Did you know that the Pineapple plant is a native to Florida before it started being mass produced in Hawaii? Neither did I. They are in the same “family” as bromeliads and their origin is: Central and South America and the Caribbean.

Per : “The earliest pineapple cultivation in Florida started in Key West in the 1860s. Benjamin Baker, known as “King of Wreckers” for his engagement in the business of salvaging ships, grew pineapples on Plantation Key, typically shipping them by schooner to New York, Baltimore and Philadelphia. Around the same time, a Mr. Brantley was producing pineapples on Merritt Island.”

We have three Pineapple plants in our garden, with one being just planted a couple weeks ago, one with a gorgeous pineapple almost ready to be picked and this one.  I had never seen the purple on it before. I could see the color from my chair on the back porch and had to go out and see what was happening with the plant. Of course I took my camera as it is always close by to catch all the birds and butterflies that we have.

Camera: Nikon D3300, 1/125s, F8, ISO 400, Macro mode. Just a touch of sharpen used on the photo.

I didn’t know that either @darkazazael!  The more you know…..  Love how the pineapple “bloomed”!  I didn’t know it did that either!  Great job, chicky! - MT

I saw Willam at Barnes & Noble today. I wasn’t sure at first but as I (totally casually and nonchalantly) did a double- (triple-) take, I knew it was him. And he’s apparently in Merritt Island, according to his twitter.

So yes, this is my biggest celebrity sighting so far.

This is my life now. This is what brings me joy.

anonymous asked:

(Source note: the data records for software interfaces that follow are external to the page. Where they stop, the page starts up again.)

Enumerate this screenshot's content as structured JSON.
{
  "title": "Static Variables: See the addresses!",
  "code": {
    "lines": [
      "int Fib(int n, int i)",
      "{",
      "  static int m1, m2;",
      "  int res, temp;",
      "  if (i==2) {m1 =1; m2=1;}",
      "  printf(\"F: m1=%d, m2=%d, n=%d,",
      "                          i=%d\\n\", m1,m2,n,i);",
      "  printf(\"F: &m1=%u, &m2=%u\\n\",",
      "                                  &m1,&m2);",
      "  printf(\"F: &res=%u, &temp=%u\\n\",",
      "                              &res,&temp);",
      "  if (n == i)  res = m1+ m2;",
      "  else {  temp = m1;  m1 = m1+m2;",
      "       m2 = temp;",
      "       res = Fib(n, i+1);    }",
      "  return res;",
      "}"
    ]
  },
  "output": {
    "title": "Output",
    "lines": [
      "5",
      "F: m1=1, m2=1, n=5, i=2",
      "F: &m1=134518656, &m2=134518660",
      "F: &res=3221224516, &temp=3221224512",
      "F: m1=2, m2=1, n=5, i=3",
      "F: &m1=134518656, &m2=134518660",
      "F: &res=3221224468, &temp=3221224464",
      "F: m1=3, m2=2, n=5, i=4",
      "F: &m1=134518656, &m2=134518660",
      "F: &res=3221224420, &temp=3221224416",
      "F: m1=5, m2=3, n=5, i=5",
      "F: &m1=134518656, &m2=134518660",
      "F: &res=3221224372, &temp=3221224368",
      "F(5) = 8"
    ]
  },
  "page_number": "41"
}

I live in Merritt Island (it's near Cocoa Beach) and I think rick Scott killed a person that used to live on my street because he came to give the person an award (the guy was a writer) and a couple days later we got news that he was dead. Rick Scott probably has to feast on the residents of Florida to stay alive in his lizard lair

i live in merritt island and just knowing that rick scott has set foot in our town makes me feel tainted i need to take a shower

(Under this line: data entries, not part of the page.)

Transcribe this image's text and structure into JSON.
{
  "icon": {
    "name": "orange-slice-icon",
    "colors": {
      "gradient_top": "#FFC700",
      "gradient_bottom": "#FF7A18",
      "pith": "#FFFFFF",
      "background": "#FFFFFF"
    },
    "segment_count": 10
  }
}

     Launch Complex 39 at Kennedy Space Center, on Northern Merritt Island, Florida, was built in the mid-1960s, to launch the Saturn V moon rocket for peaceful exploration of space. Over the years, this complex launched every Saturn V, Saturn IB, all the Space Shuttle missions, and an Ares I rocket. Needless to say, this is the most iconic launch facility in history. The complex is split into two launch pads; 39A and 39B. Both pads launched Saturn rockets and shuttles, but the future of these pads will tell very different stories.

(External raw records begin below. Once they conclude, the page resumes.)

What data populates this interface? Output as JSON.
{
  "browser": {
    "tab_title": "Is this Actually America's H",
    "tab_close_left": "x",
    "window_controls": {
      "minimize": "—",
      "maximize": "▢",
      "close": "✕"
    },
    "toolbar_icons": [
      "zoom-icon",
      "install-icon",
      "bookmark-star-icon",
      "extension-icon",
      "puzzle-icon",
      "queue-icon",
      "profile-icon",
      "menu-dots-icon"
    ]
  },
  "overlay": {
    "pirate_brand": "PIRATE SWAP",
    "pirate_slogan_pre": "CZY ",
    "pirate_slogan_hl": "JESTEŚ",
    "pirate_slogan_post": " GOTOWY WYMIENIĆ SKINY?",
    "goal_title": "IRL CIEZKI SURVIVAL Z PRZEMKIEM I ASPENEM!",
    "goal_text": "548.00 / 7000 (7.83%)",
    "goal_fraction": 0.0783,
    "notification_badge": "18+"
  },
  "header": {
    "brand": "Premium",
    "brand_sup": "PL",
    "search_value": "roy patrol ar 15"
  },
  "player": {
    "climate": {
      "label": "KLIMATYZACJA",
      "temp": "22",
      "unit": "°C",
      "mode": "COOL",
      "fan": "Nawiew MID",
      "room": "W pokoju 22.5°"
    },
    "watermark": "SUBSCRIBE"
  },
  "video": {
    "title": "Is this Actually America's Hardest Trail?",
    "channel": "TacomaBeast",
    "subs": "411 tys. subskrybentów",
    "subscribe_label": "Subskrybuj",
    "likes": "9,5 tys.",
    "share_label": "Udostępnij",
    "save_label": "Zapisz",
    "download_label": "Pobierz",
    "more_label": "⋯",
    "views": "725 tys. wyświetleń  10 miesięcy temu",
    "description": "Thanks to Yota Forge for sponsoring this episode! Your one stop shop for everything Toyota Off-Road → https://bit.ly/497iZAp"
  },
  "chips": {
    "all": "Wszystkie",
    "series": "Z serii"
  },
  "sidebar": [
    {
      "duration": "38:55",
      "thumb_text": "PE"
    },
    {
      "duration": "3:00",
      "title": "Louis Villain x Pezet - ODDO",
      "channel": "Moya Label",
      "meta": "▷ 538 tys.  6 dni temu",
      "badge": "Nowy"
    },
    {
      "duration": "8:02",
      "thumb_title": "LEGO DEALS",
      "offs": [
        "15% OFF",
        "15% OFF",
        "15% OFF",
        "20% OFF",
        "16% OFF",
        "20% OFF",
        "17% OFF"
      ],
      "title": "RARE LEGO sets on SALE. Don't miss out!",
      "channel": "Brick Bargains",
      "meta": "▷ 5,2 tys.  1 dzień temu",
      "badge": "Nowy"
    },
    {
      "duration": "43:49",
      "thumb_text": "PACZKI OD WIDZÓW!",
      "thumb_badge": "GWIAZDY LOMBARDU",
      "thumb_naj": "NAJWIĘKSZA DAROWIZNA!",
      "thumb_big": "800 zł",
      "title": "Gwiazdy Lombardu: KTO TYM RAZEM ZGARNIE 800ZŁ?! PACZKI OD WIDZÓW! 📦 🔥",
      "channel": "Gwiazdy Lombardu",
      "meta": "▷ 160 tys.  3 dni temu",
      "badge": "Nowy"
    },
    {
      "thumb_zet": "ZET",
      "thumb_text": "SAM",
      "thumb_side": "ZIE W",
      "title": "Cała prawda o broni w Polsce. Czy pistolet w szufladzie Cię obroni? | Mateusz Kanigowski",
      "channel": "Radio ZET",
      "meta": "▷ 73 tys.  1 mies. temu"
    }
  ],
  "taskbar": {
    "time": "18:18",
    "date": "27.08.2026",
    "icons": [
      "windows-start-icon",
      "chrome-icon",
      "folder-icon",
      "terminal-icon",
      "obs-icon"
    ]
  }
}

     The first photo in the set shows the crawlerway leading out to Launch Pad 39A. This path holds the weight of the crawler transporter as it moves the launch vehicles from the Vehicle Assembly Building to the pad. The second and third photos display the pad itself, which is now owned by SpaceX. As you can see, the shuttle launch tower is still in place, but this will eventually be scrapped, and SpaceX will convert the area for use with the Falcon 9 Heavy rocket. When this vehicle launches, it will be the most powerful rocket currently flying. The fourth photo shows a Liquid Hydrogen tank, which stored propellant for the space shuttle.

     Photo number five shows Launch Pad 39B, photographed from Launch Control Center, 3.5 miles away. The sixth photo shows the pad up close. NASA removed the shuttle launch tower from this facility, and constructed three large towers, used for lightning suppression, shown up close in the seventh photo. This pad configuration allows multiple types of launch vehicles to operate here, and will allow commercial companies to rent the facility when NASA doesn’t need it. NASA’s primary use for 39B will focus around the enormous Space Launch System (SLS), which is the most powerful rocket in history, edging out the Saturn V boosters that previously launched here. 

     The SLS mobile launch platform and tower, stored next to the Vehicle Assembly Building, can be seen in in the eighth photo. Our final photo shows a shuttle mobile launch platform next to the new SLS launch platform and tower.